  7. Tax incentives should not be provided, either by the central or state governments, for the setting up of procurement/distribution centres or “rural business hubs” by private players. Neither should tax breaks be provided to private players for contract farming.


Safeguarding Farmers’ Interests

  1. Handing over farmland to food retailers for contract farming should not be permitted. Rules for contract farming should ensure that there is no possibility of farmers being alienated from their land, even if there is a failure in meeting contract commitments.

  2. Contract farming should be regulated and monitored by the government to protect the interests of farmers. Farmers should be encouraged to form groups or cooperatives in order to enter into contracts collectively with corporates rather than entering into individual contracts.

  3. The processes of credit provision linked to input supplies and subsequent purchase of the crop, all by one private player, need to be regulated carefully by state authorities and PRIs. Supply of inputs like seeds need to be monitored by the government. It is also important to ensure that monoculture is avoided.

  4. It should be ensured that the farmers are not denied the opportunity of selling their produce over and above the quantity specified in the contract to other agencies at a price higher than what is specified in the contract. Farmers also need to be protected from arbitrary refusal by the contracting parties to buy their produce on grounds of ‘poor quality’. The government should reserve the right to intervene in such contracts in situations when they are found to be operating to the detriment of farmers’ interests.

  5. Large procurement centres created by corporate retailers should compulsorily have separate space for government agencies. The scope of activities of the government agencies would depend on the scale of operations. They may range from a single information centre for government services to various government agencies supplying inputs, providing extension services, disbursing credit and undertaking procurement. Several state governments have amended their APMC Acts in accordance with the Model APMC Act framed by the central government. That model Act itself needs to be changed incorporating the suggestions made above. State governments should also be persuaded to do the same.

  6. It has to be ensured that a single corporate retailer does not monopolise procurement operations in a district or area. It is therefore absolutely critical that both public procurement agencies and cooperatives are given support, incentives and freedom to compete with the corporate retailers. This would require special initiatives from the state governments to reinvigorate the government agencies. The central government should also provide adequate funds required for the purpose.

  7. Private procurement of foodgrains by large players who can manipulate the market should be discouraged.
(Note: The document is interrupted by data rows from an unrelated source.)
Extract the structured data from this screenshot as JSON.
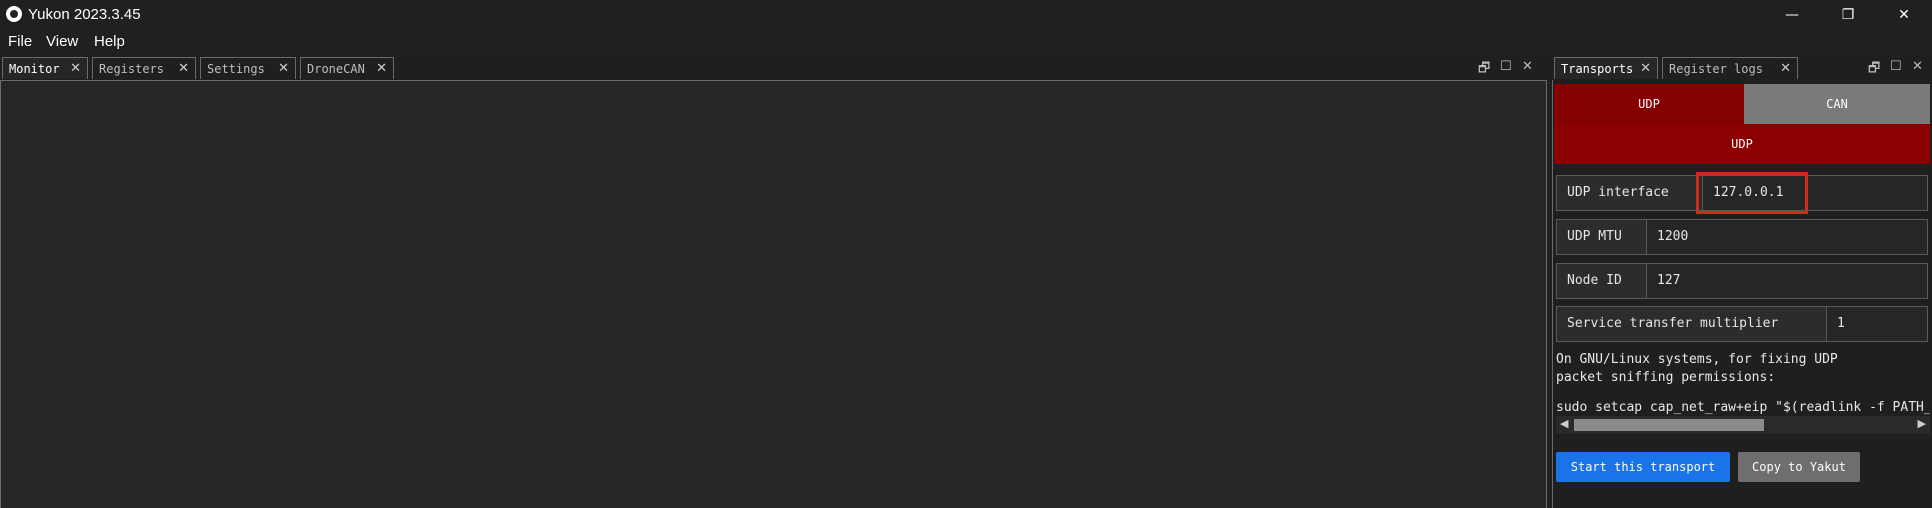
{
  "window": {
    "title": "Yukon 2023.3.45",
    "controls": {
      "minimize": "—",
      "restore": "❐",
      "close": "✕"
    }
  },
  "menu": {
    "items": [
      "File",
      "View",
      "Help"
    ]
  },
  "left_pane": {
    "tabs": [
      {
        "label": "Monitor",
        "active": true
      },
      {
        "label": "Registers",
        "active": false
      },
      {
        "label": "Settings",
        "active": false
      },
      {
        "label": "DroneCAN",
        "active": false
      }
    ],
    "icons": {
      "float": "🗗",
      "maximize": "☐",
      "close": "✕"
    }
  },
  "right_pane": {
    "tabs": [
      {
        "label": "Transports",
        "active": true
      },
      {
        "label": "Register logs",
        "active": false
      }
    ],
    "icons": {
      "float": "🗗",
      "maximize": "☐",
      "close": "✕"
    },
    "transport_toggle": {
      "options": [
        "UDP",
        "CAN"
      ],
      "selected": "UDP",
      "selected_label": "UDP"
    },
    "fields": [
      {
        "label": "UDP interface",
        "value": "127.0.0.1"
      },
      {
        "label": "UDP MTU",
        "value": "1200"
      },
      {
        "label": "Node ID",
        "value": "127"
      },
      {
        "label": "Service transfer multiplier",
        "value": "1"
      }
    ],
    "note_line1": "On GNU/Linux systems, for fixing UDP",
    "note_line2": "packet sniffing permissions:",
    "command": "sudo setcap cap_net_raw+eip \"$(readlink -f PATH_",
    "buttons": {
      "start": "Start this transport",
      "copy": "Copy to Yakut"
    }
  },
  "colors": {
    "accent_red": "#850000",
    "accent_blue": "#1a73e8",
    "highlight": "#d42a1c"
  }
}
The experience of the last two years shows how the free hand given to corporate players has led to shortfalls in public procurement necessitating wheat imports. There is an urgent need to strengthen and expand the public procurement machinery into more areas and provide it with the required flexibility to ensure adequate procurement at remunerative prices. Private procurement of foodgrains, wherever it takes place, should be closely monitored by the PRIs and the government.

  8. Food retailers or other agribusiness companies should not be allowed to corner and hoard foodgrains stocks under any circumstances. To prevent cornering of stocks by private players with the associated potential for speculation, there should be rules for public disclosure of stock holding levels. Public agencies should be empowered to purchase foodgrains from the private holders at pre-specified prices if their stocks exceed a specified level.




These proposals are being made in a backdrop where private players are entering both in retail trade and agriculture in a big way. There is an urgent need to frame new rules in order to regulate the operations of corporates in these sectors, which employ the bulk of the Indian population. The UPA government should consider the proposals seriously and take immediate initiatives to frame a national policy in this regard.